■ Aim of the exercise
Set the listing down again in full, word for word, with the pictures left out.

■ Data records
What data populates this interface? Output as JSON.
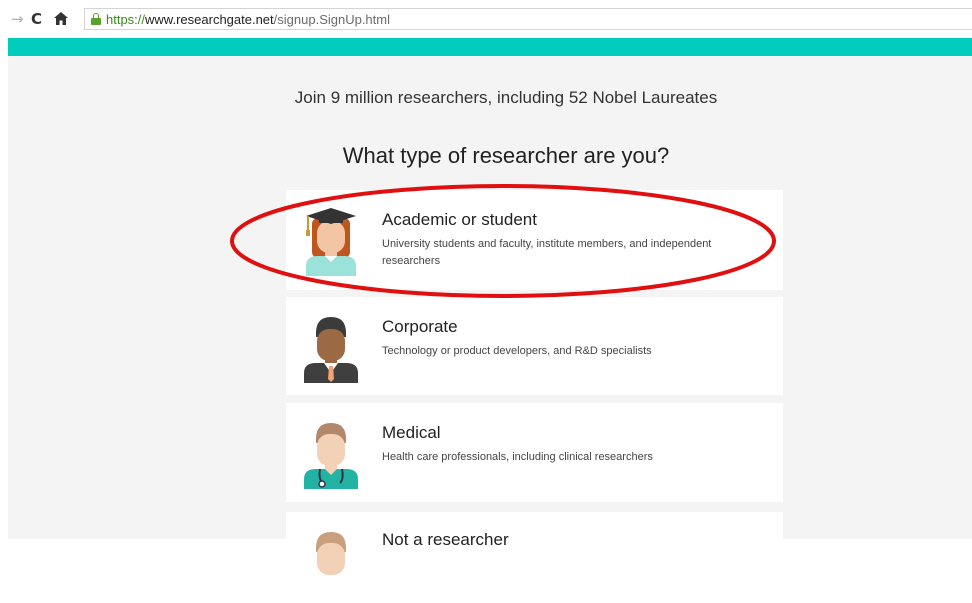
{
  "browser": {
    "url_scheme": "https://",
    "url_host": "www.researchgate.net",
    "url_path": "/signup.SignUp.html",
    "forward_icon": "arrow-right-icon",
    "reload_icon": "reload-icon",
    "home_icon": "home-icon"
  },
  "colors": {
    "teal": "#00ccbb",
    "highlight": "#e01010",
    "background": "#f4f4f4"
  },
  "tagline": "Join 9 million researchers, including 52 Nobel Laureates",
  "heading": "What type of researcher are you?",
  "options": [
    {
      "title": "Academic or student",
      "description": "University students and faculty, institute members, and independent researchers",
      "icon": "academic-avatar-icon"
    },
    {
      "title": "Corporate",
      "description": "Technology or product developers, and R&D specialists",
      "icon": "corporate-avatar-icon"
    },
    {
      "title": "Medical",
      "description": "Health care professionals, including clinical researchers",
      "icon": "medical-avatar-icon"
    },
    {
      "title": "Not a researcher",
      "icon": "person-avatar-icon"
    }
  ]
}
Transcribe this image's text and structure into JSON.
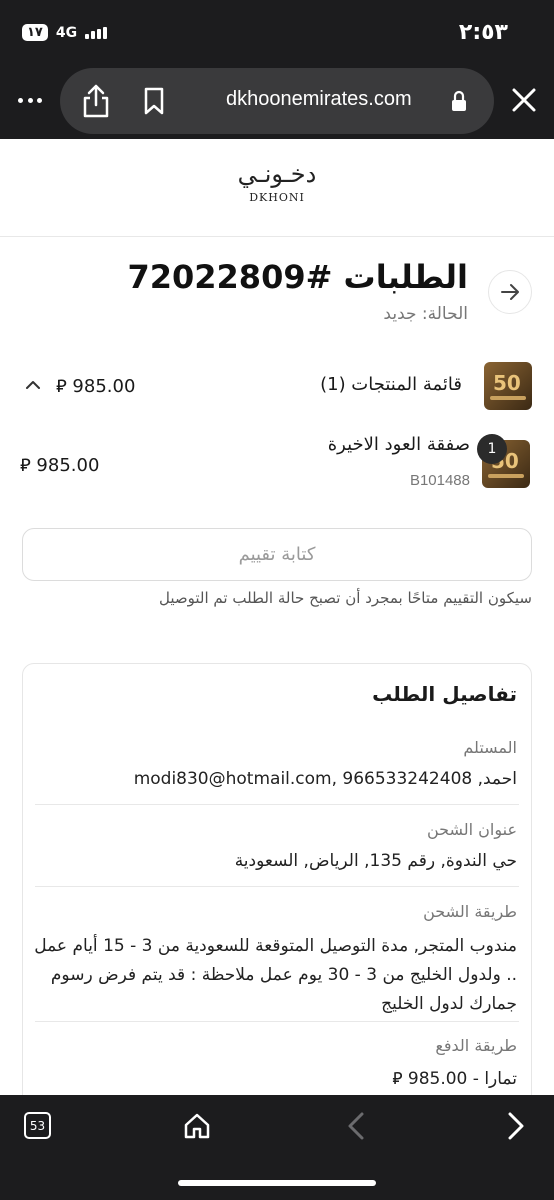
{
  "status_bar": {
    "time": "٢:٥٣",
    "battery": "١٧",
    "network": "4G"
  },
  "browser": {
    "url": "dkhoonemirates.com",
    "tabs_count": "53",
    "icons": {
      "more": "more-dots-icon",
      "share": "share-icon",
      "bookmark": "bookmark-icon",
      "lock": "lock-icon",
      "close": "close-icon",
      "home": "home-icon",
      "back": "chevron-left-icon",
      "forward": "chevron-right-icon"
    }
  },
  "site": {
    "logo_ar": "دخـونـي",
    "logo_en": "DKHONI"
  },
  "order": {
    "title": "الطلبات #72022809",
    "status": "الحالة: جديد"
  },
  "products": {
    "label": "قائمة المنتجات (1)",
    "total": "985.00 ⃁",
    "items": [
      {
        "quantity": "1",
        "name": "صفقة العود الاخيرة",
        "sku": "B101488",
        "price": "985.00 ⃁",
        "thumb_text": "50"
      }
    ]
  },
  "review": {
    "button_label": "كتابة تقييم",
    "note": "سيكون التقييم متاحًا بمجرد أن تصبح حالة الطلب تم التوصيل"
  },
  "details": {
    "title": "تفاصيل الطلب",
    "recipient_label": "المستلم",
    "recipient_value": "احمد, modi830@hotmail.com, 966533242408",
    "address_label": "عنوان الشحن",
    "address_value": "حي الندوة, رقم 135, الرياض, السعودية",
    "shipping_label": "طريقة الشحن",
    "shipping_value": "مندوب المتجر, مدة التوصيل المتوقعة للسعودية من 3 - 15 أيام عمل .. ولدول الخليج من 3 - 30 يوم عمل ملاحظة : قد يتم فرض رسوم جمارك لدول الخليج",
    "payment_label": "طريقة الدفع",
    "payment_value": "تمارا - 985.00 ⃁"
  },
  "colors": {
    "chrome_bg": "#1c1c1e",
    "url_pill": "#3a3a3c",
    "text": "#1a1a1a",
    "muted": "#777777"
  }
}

■ Answer below
What data populates this interface? Output as JSON.
{
  "browser": {
    "url_scheme": "https://",
    "url_host": "www.researchgate.net",
    "url_path": "/signup.SignUp.html",
    "forward_icon": "arrow-right-icon",
    "reload_icon": "reload-icon",
    "home_icon": "home-icon"
  },
  "colors": {
    "teal": "#00ccbb",
    "highlight": "#e01010",
    "background": "#f4f4f4"
  },
  "tagline": "Join 9 million researchers, including 52 Nobel Laureates",
  "heading": "What type of researcher are you?",
  "options": [
    {
      "title": "Academic or student",
      "description": "University students and faculty, institute members, and independent researchers",
      "icon": "academic-avatar-icon"
    },
    {
      "title": "Corporate",
      "description": "Technology or product developers, and R&D specialists",
      "icon": "corporate-avatar-icon"
    },
    {
      "title": "Medical",
      "description": "Health care professionals, including clinical researchers",
      "icon": "medical-avatar-icon"
    },
    {
      "title": "Not a researcher",
      "icon": "person-avatar-icon"
    }
  ]
}
Transcribe this image's text and structure into JSON.
{
  "status_bar": {
    "time": "٢:٥٣",
    "battery": "١٧",
    "network": "4G"
  },
  "browser": {
    "url": "dkhoonemirates.com",
    "tabs_count": "53",
    "icons": {
      "more": "more-dots-icon",
      "share": "share-icon",
      "bookmark": "bookmark-icon",
      "lock": "lock-icon",
      "close": "close-icon",
      "home": "home-icon",
      "back": "chevron-left-icon",
      "forward": "chevron-right-icon"
    }
  },
  "site": {
    "logo_ar": "دخـونـي",
    "logo_en": "DKHONI"
  },
  "order": {
    "title": "الطلبات #72022809",
    "status": "الحالة: جديد"
  },
  "products": {
    "label": "قائمة المنتجات (1)",
    "total": "985.00 ⃁",
    "items": [
      {
        "quantity": "1",
        "name": "صفقة العود الاخيرة",
        "sku": "B101488",
        "price": "985.00 ⃁",
        "thumb_text": "50"
      }
    ]
  },
  "review": {
    "button_label": "كتابة تقييم",
    "note": "سيكون التقييم متاحًا بمجرد أن تصبح حالة الطلب تم التوصيل"
  },
  "details": {
    "title": "تفاصيل الطلب",
    "recipient_label": "المستلم",
    "recipient_value": "احمد, modi830@hotmail.com, 966533242408",
    "address_label": "عنوان الشحن",
    "address_value": "حي الندوة, رقم 135, الرياض, السعودية",
    "shipping_label": "طريقة الشحن",
    "shipping_value": "مندوب المتجر, مدة التوصيل المتوقعة للسعودية من 3 - 15 أيام عمل .. ولدول الخليج من 3 - 30 يوم عمل ملاحظة : قد يتم فرض رسوم جمارك لدول الخليج",
    "payment_label": "طريقة الدفع",
    "payment_value": "تمارا - 985.00 ⃁"
  },
  "colors": {
    "chrome_bg": "#1c1c1e",
    "url_pill": "#3a3a3c",
    "text": "#1a1a1a",
    "muted": "#777777"
  }
}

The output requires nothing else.